Forest fires in France 2022. Photo by Christophe Marchal, CTIF
24 Apr 2023

Europe's summers are getting hotter than ever - 2023 could be another extreme forest fire year


2022 was an exceptional year for the climate in Europe. Dry rivers, droughts, forest fires in southern Europe, and heat waves as far north as Greenland. The expected problems for 2023 is outlined in the the annual report from Copernicus, the EU's environmental monitoring authority.

Photo Credit: Forest fires in France 2022. Photo by Christophe Marchal, CTIF

The temperature continues to rise twice as fast in Europe as the global average according to the researchers.
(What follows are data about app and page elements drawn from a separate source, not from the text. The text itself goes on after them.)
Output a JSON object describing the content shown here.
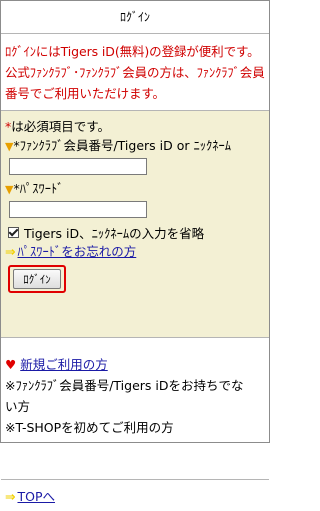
{
  "header": {
    "title": "ﾛｸﾞｲﾝ"
  },
  "notice": {
    "line1": "ﾛｸﾞｲﾝにはTigers iD(無料)の登録が便利です。",
    "line2": "公式ﾌｧﾝｸﾗﾌﾞ･ﾌｧﾝｸﾗﾌﾞ会員の方は、ﾌｧﾝｸﾗﾌﾞ会員",
    "line3": "番号でご利用いただけます。"
  },
  "form": {
    "required_mark": "*",
    "required_note": "は必須項目です。",
    "id_arrow": "▼",
    "id_label": "*ﾌｧﾝｸﾗﾌﾞ会員番号/Tigers iD or ﾆｯｸﾈｰﾑ",
    "id_value": "",
    "pw_arrow": "▼",
    "pw_label": "*ﾊﾟｽﾜｰﾄﾞ",
    "pw_value": "",
    "remember_label": "Tigers iD、ﾆｯｸﾈｰﾑの入力を省略",
    "remember_checked": true,
    "forgot_arrow": "⇒",
    "forgot_link": "ﾊﾟｽﾜｰﾄﾞをお忘れの方",
    "login_button": "ﾛｸﾞｲﾝ"
  },
  "register": {
    "heart": "♥",
    "new_link": "新規ご利用の方",
    "note1": "※ﾌｧﾝｸﾗﾌﾞ会員番号/Tigers iDをお持ちでな",
    "note2": "い方",
    "note3": "※T-SHOPを初めてご利用の方"
  },
  "footer": {
    "arrow": "⇒",
    "top_link": "TOPへ"
  },
  "colors": {
    "accent_red": "#d00000",
    "form_bg": "#f3f0d4",
    "link": "#1a1aa6"
  }
}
In recent years, Europe has been 2.2 degrees warmer compared to the end of the 18th century when the great industrialization took off.

According to Eureporter.co, extreme weather is becoming more common, and several climate records were broken last year. Last year was the second warmest on record.
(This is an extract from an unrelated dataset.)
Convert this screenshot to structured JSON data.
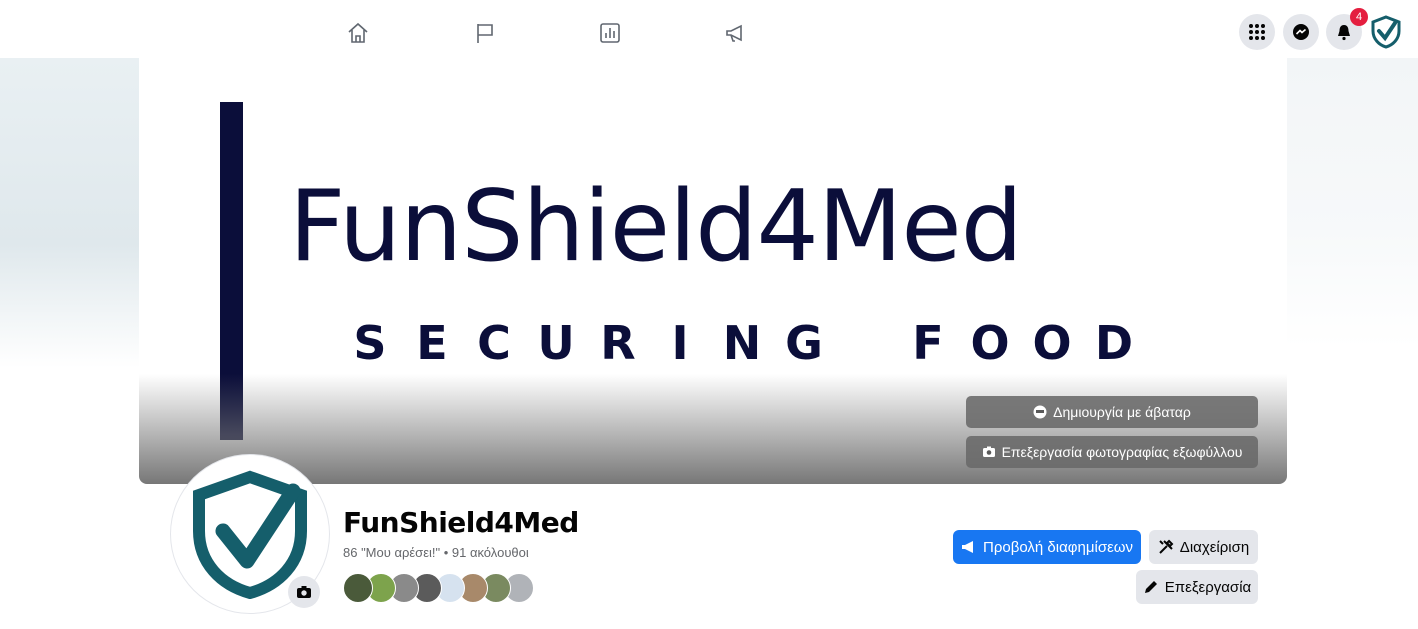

It was a year of extreme weather in Europe in 2022. The summer was record hot with temperatures above 45 degrees C /113 F  leading to many deaths due to overheating. Droughts and fires were also an unusually big problems in many areas. This has been made clear in the 2022 annual report from the EU's environmental monitoring program Copernicus. Scientists believe that the extreme heat will get even worse in southern Europe and are already warning of droughts this upcoming summer.

The British Isles recorded extended periods of summer temperatures with  above 40 degrees for the first time ever on record in July 2022.
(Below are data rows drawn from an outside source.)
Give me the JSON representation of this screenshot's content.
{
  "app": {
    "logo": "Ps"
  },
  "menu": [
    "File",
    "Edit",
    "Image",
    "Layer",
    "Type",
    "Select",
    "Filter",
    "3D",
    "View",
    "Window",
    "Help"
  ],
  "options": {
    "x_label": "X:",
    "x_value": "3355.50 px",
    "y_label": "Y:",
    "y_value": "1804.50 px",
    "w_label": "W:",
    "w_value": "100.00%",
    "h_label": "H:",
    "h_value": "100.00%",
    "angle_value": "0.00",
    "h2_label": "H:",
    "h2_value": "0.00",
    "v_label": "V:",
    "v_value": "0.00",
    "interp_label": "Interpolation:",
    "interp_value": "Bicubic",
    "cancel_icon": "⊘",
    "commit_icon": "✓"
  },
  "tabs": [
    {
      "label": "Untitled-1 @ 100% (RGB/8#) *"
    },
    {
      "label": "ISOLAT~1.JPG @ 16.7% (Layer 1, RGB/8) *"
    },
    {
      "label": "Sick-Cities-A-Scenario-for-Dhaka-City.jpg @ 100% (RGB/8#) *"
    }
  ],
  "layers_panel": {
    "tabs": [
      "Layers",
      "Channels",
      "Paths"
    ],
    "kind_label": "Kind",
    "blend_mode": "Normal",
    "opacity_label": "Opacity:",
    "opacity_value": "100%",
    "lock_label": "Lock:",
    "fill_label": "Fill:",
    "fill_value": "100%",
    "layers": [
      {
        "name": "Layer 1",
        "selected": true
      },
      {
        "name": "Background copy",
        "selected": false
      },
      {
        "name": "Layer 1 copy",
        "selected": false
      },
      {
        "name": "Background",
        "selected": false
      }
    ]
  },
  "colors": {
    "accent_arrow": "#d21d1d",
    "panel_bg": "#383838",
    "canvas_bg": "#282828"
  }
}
It was just one of many and persistent heat waves across western and southern Europe last summer where the highest temperature was measured in Portugal at 47 degrees C / 117 F.

Europe's highest recorded temperature was recorded in Sicily in 2021 at 48.8° C / 120 F. But with rising average temperatures, it may be a matter of time before we exceed 50 degrees,  according to Copernicus.

The number of days experienced as uncomfortably hot in southern Europe was higher than ever previously recorded, according to Copernicus. Days defined as bringing "considerable heat stress" were days when the temperatures feels like it's above 38 degrees C /100 F .

According to the WHO, at least 15,000 people died due to the heat in Europe in 2022. 

"The report highlights alarming changes in our climate, including the hottest summer recorded in Europe", says Carlo Buontempo, director of Copernicus Climate Change. 


Warnings of drought

It is already dry in Spain and Italy, where some snowfall has been recorded during the winter. Many fear a repeat of last year's drought, which hit agriculture hard.

The water reserves have not been replenished in many countries like Spain, who was affected very severely last year. The snow cover in the Alps has been poor. There is a risk that there will be similar or worse conditions compared with 2022 if there is not much precipitation this spring, says Samantha Burgess, deputy director of Copernicus. 


Can exceed 50 degrees

Europe's highest recorded temperature of all time was recorded in Sicily in 2021 (48.8°). But with rising average temperatures, it may be a matter of time before 50 degrees is passed according to Copernicus. The ongoing climate changes caused by human emissions increase the likelihood of extreme weather such as heat waves.

"We cannot say for sure that there will be record heat in 2023, but with higher concentrations of greenhouse gases, more warm years are likely", says Samantha Burgess.


The main observations for Europe:

· Europe experienced its second warmest year since Copernicus measurements started in 1979

· Europe experienced its hottest summer

· Large parts of Europe were hit by intense, prolonged heat waves

· Southern Europe experienced the highest number of measured days with very strong heat stress

· Low rainfall and high temperatures led to widespread drought

· Carbon dioxide emissions from forest fires during the summer were the highest in 15 years, in some countries in 20 years

· The European Alps experienced record glacier declines

· A record number of sunshine hours were measured in Europe

· Greenland experienced record ice melt during exceptional heat waves in September